Threatened Bluebird Making A Comeback In Central Florida
Sylvia K. Beauchamp
Findlay Pate (941) 735-1314
John Maddox (941) 773-6355
ONA—In the mid-1800s, poet Henry Thoreau penned “The bluebird carries the sky on his back.” Back then, and even in the early 1900s, the small, colorful songbirds were commonly seen along roadsides, fields, parks and pastures. But most people today have never seen a bluebird, because by the middle of this century, bluebird populations had shrunk to one-tenth of their original numbers.
With the gentle birds now in jeopardy of becoming an endangered species, University of Florida researchers and Audubon Society volunteers are establishing artificial nesting boxes on agricultural land in Central Florida as part of the recovery efforts for the Eastern bluebird.
UF’s Institute of Food and Agricultural Sciences is providing rural land area in Hardee County for trails of bluebird nesting boxes in hopes that they will thrive around the cattle pastures and increase their numbers in Florida, said Findlay Pate, center director of the UF/IFAS Range Cattle Research and Education Center in Ona, which is located 40 miles east of Bradenton.
“Bluebird numbers are decreasing, and the species could become endangered over time. The population is becoming critically low, due to such things as the introduction of starlings into the United States, which steal the nesting sites of bluebirds,” Pate said.
“By providing nesting boxes around pastures, we are giving bluebirds a place to nest, raise their young, and increase their population. And in working cooperatively with the Audubon Society, we can determine the true impact of Florida cattle ranches on environmental quality.”
Over the years, numbers of bluebirds and other cavity-nesters such as purple martins and chickadees have plunged because of the introduction of aggressive bird species such as sparrows and starlings, which play havoc with bluebirds by killing them and stealing their nests. Other problems include increased urbanization and the loss of natural nesting sites when dead trees and wooden fence posts, often used by bluebirds as nesting cavities, are removed or replaced with metal fence posts, Pate said.

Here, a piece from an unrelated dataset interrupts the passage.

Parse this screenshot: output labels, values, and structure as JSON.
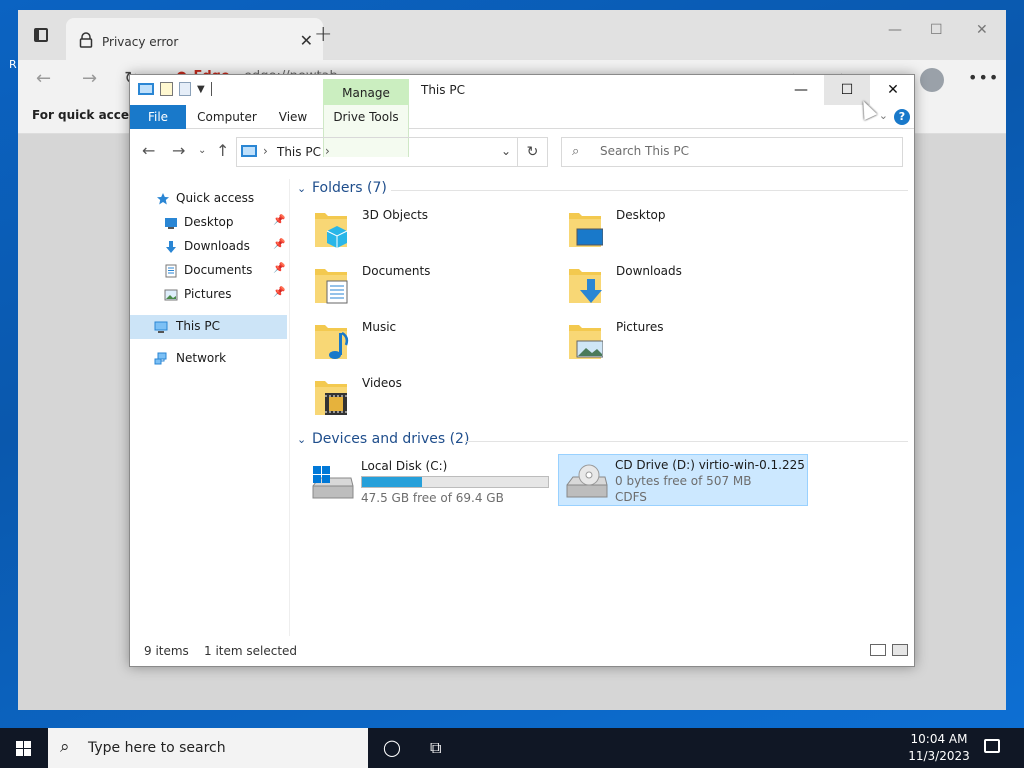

The ranch environment appears to be ideal habitat for bluebirds because they thrive in open country, needing shortgrass areas and nearby trees for spying and catching insects. Because of the desirable pasturelands at the research center, volunteers from the Hardee County chapter of the Audubon Society approached Pate about establishing the first bluebird trail of man-made nesting boxes.
With the pilot project in Ona now in its third year, Pate said farmers and other land owners should be encouraged to install their own trails of bluebird nesting boxes. Besides inspiring poets with their music, serenity and family devotion (they are faithful to one mate, seldom picking a new one unless their first nest fails or the mate dies), bluebirds are helpful to farmers and gardeners because their diet consists almost entirely of insects and grubs in the spring and summer.
“Not only will increased populations of bluebirds benefit the environment and those people who enjoy bird watching, but cattle producers also can demonstrate how they provide an excellent habitat for bluebirds and many other bird species,” Pate said.
John Barrows, an Audubon Society volunteer and retired science teacher in Hardee County, said the mild-mannered bluebird that once was common in small towns and people’s yards has declined across the country perhaps 90 percent in the past 50 years.
As part of the bluebird recovery efforts in Florida, Barrows builds artificial nesting sites and maintains the bluebird trail at the UF/IFAS research center, monitoring eggs and numbers of hatchlings weekly during nesting season. As bluebirds re-establish in the area and their numbers increase, the researchers hope they will spread to other areas of the state.
“Cattlemen in rural areas like this can indirectly benefit by providing habitat where bluebirds can find insects that may be harmful to pastures. We wanted to use the UF/IFAS property for the initial bluebird trail because it provided the desirable habitat and because it was a protected area, secure from vandalism to boxes,” Barrows said. “We’re helping bluebirds mostly out of an aesthetic appreciation, because of their beauty, gentle nature and soft, melodic voice. They are part of the natural scene, part of the web of life. If they’re not there, it leaves a vacant spot.”
Barrows and retired vocational agriculture teacher and school administrator John Maddox began the project at Ona with 10 boxes. Now they’re monitoring 17 boxes, and so far this year, 15 boxes have had nests, an 88 percent success rate that has produced 133 eggs, 81 nestlings and 69 bluebird fledglings. These figures are a marked increase from results of the two previous years. In 1995, 10 boxes produced 26 bluebirds, and in 1996, 16 boxes produced 65 bluebirds.
Maddox, president of the Hardee County Audubon Society and a director for the state society, said that if provided with proper homes, bluebirds will nest an average of twice, and as much as three times, a year, producing four or five eggs at each nesting. And as a migratory bird, winter visitors can often be spotted alongside the permanent, Florida-resident bluebirds.
“At one time, we couldn’t hardly find bluebirds, even in rural Hardee County,” Maddox said. “But bluebirds are part of the native ecosystem in Florida and around the country. We want to ensure that they continue to exist, as they are a part of the natural fauna.”